Katie enters a writing competition and wins a friend
|As soon as I saw the writing competition's prompt, I was eager to get started. I sat down in my white swivel chair, reached for a pen in an alcove of my desk and pulled my new writing pad towards me.
It was going to be tough. There were contests for flash fiction and poetry too, and they were open to everyone from novices like me to best-selling authors.
For an hour, I stared at the blank page, willing my mind to come up with something to write. In the end, I gave up and sat back in the chair, gazing out of my window. The rain was torrential, drumming on my sill and causing a mist that shrouded the distant skyscrapers across the bay.
I was brought out of my reverie by a knock and my mum popped her head around the door.
"Are you coming down for your dinner, love?"
I swivelled round so that I faced her, and smiled. "No thanks, Mum. I'm busy writing."
She opened the door wider and stepped over to me, her feet soundless on the pink carpet. She kissed me on the forehead and tucked a strand of my blond hair behind my ear. "Even award winning authors need to eat. And," she gave my blank writing pad a sidelong glance, "it might help you concentrate. Give you some ideas."
I thought about her words for a moment, then my tummy rumbled. I grinned. "You're right. I'll be right down."
I came to a halt just inside the archway that separated the living and dining rooms. The room had been transformed. Pale blue balloons swayed gently from their weights in the corners, and a matching cloth draped over the edges of the rectangular mahogany table. A cake in the form of an ink stand and quill took centre stage and was surrounded by platters of sausage rolls, cocktail sausages, and cheese and ham sandwiches cut into small triangles. All this, and it was just the two of us.
"Oh, Mum!" I gasped.
"I know it's not your 19th birthday for a few days, but I thought, with you being so busy with your writing lately... Sorry we couldn't have your friends around. But ..." She looked apologetic.
I hugged her. "I know. But this is perfect. Thank you."
We spent an hour at the table, eating, drinking wine and chatting. Then, I helped her tidy up and dried the dishes as she washed them. Finally, I kissed her on the cheek. "I've loved this little tea party, Mum, but I really must get back to my writing."
She patted my hand. "I know, love. And you're welcome."
Whether it was the small tea party in my honour, or pure coincidence, I'll never know, but the moment I sat down at my desk, I started to write and didn't stop until the light faded and I had the first draft of a story. I switched on my lamp and traded my desk chair for the window seat, watching the ships come in as I rubbed the writing cramp out of my hand. All that was left was to type the story up and send it off.

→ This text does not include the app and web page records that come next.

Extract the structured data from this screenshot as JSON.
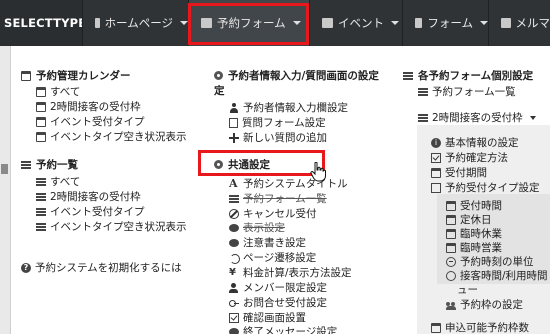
{
  "nav": {
    "brand": "SELECTTYPE",
    "items": [
      {
        "label": "ホームページ",
        "icon": "file-icon"
      },
      {
        "label": "予約フォーム",
        "icon": "calendar-icon"
      },
      {
        "label": "イベント",
        "icon": "comment-icon"
      },
      {
        "label": "フォーム",
        "icon": "list-icon"
      },
      {
        "label": "メルマ",
        "icon": "mail-icon"
      }
    ]
  },
  "col1": {
    "cal_heading": "予約管理カレンダー",
    "cal_items": [
      "すべて",
      "2時間接客の受付枠",
      "イベント受付タイプ",
      "イベントタイプ空き状況表示"
    ],
    "list_heading": "予約一覧",
    "list_items": [
      "すべて",
      "2時間接客の受付枠",
      "イベント受付タイプ",
      "イベントタイプ空き状況表示"
    ],
    "reset_link": "予約システムを初期化するには"
  },
  "col2": {
    "input_heading": "予約者情報入力/質問画面の設定",
    "input_heading_line2": "定",
    "input_items": [
      "予約者情報入力欄設定",
      "質問フォーム設定",
      "新しい質問の追加"
    ],
    "common_heading": "共通設定",
    "common_items": [
      "予約システムタイトル",
      "予約フォーム一覧",
      "キャンセル受付",
      "表示設定",
      "注意書き設定",
      "ページ遷移設定",
      "料金計算/表示方法設定",
      "メンバー限定設定",
      "お問合せ受付設定",
      "確認画面設置",
      "終了メッセージ設定"
    ]
  },
  "col3": {
    "heading": "各予約フォーム個別設定",
    "top_link": "予約フォーム一覧",
    "selected_form": "2時間接客の受付枠",
    "form_items": [
      "基本情報の設定",
      "予約確定方法",
      "受付期間",
      "予約受付タイプ設定"
    ],
    "sub_items": [
      "受付時間",
      "定休日",
      "臨時休業",
      "臨時営業",
      "予約時刻の単位",
      "接客時間/利用時間",
      "ュー",
      "予約枠の設定"
    ],
    "bottom_link": "申込可能予約枠数"
  }
}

Five days later, it was judging time. I fought the butterflies in my stomach as Mum drove me to the hall in which the winners would be announced.

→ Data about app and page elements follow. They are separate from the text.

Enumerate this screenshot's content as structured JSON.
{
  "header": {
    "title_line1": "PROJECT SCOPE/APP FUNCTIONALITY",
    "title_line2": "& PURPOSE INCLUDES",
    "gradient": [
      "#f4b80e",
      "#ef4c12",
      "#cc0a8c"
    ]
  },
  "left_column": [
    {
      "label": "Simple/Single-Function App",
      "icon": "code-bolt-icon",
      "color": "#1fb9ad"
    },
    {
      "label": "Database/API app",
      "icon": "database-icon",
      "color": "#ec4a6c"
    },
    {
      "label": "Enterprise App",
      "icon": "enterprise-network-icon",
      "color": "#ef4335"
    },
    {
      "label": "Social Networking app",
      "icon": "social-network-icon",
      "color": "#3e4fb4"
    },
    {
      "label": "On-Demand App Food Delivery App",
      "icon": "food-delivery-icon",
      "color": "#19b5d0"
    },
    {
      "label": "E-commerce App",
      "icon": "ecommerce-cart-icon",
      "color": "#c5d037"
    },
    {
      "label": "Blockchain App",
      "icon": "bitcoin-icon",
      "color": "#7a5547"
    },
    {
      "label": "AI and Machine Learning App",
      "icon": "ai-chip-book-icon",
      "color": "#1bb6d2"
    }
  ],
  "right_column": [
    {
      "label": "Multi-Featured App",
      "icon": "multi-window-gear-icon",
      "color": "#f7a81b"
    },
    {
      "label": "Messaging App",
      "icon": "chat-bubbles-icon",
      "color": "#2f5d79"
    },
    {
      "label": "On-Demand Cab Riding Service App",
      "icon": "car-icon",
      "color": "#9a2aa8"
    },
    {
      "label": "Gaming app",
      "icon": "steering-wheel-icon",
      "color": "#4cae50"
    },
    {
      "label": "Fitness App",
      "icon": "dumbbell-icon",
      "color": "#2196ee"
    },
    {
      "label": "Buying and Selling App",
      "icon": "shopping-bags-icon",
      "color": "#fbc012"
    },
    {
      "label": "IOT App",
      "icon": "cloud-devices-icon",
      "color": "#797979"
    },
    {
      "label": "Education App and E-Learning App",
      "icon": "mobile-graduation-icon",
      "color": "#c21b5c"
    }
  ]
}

"Name?" Asked the security guard.
"Katie Bell," I replied.
The guard checked his paperwork. "Bell . . . Bell . . . Sorry, love, but you're not on the list."
I blinked. "What? But I must be! I have my invitation right here." I fumbled in my handbag. My hand shook as I retrieved my invite and handed it to him. He made sure to check it thoroughly, scanning it with a device underneath his podium.

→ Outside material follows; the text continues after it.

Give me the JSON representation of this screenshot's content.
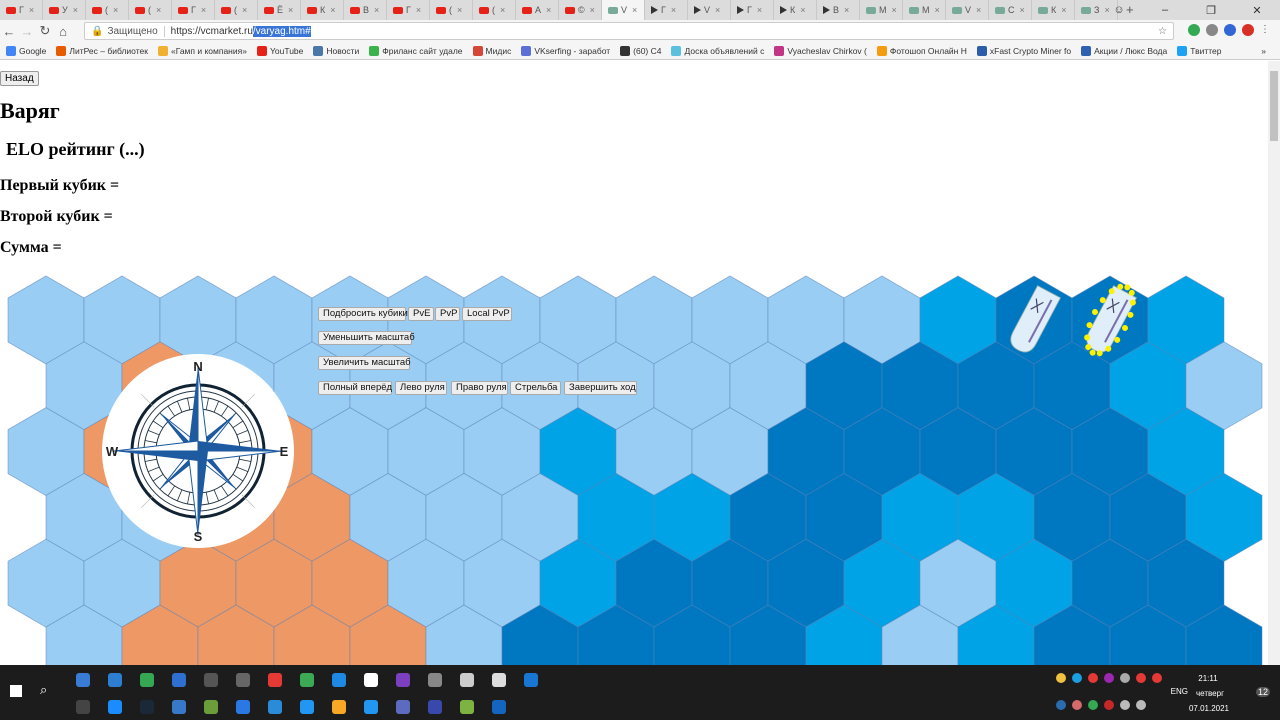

"Hm. That's odd."
I was wide-eyed. "What's odd?" I could feel my throat tightening.
"It's a genuine invite."
Mum positioned herself between us. "Of course it's genuine! My daughter is no fraud. What are you trying to say?"
The guard ignored her and addressed me. "What's the name of your entry?"
He repeated the title again and again as he checked his ledger. "The Quill? That's been entered by a Lauren Clifford."
The world spun. Faces blurred into one with the red brick building as well as the sky and ground. My hand went to my forehead. It felt cold and clammy. People laughed. I was sure they were laughing at me.
"Katie. Katie, look at me." It was Mum, but she sounded so far away. "Can you hear me?" Her blurred features turned away from me, "Have you got a chair?" Then her soft brown eyes were once more pointed at me. "Are you okay, darling? Here," she produced a white plastic cup. "It's water. Just sip it."
With her help, I raised the cup to my lips and drank the cool, refreshing water. Feeling revived, I spluttered and took a couple of deep breaths. "I wrote The Quill. I have the proof here." I pulled out the original manuscript, thankful that I'd kept it.
The guard looked bemused. "I'd better fetch the judge."
Minutes later, I was sitting in an office in front of a desk. To my left was a woman in pale green, a pair of overly large sunglasses on her head. My mum was to my right, her arm draped in a protective manner along the back of my chair. Opposite us was the head judge.
"I apologise for the confusion," he said. "It appears we have two entries called The Quill. One," he indicated with his head in the direction of the woman to my left. "was a free verse poem entered by Ms Clifford here. And then there's your short story entry," he smiled as he looked at each of us in turn. "The judging is about to start. Would you like to take your seats?"
I was runner-up in the competition, but I won a new friend in Lauren Clifford.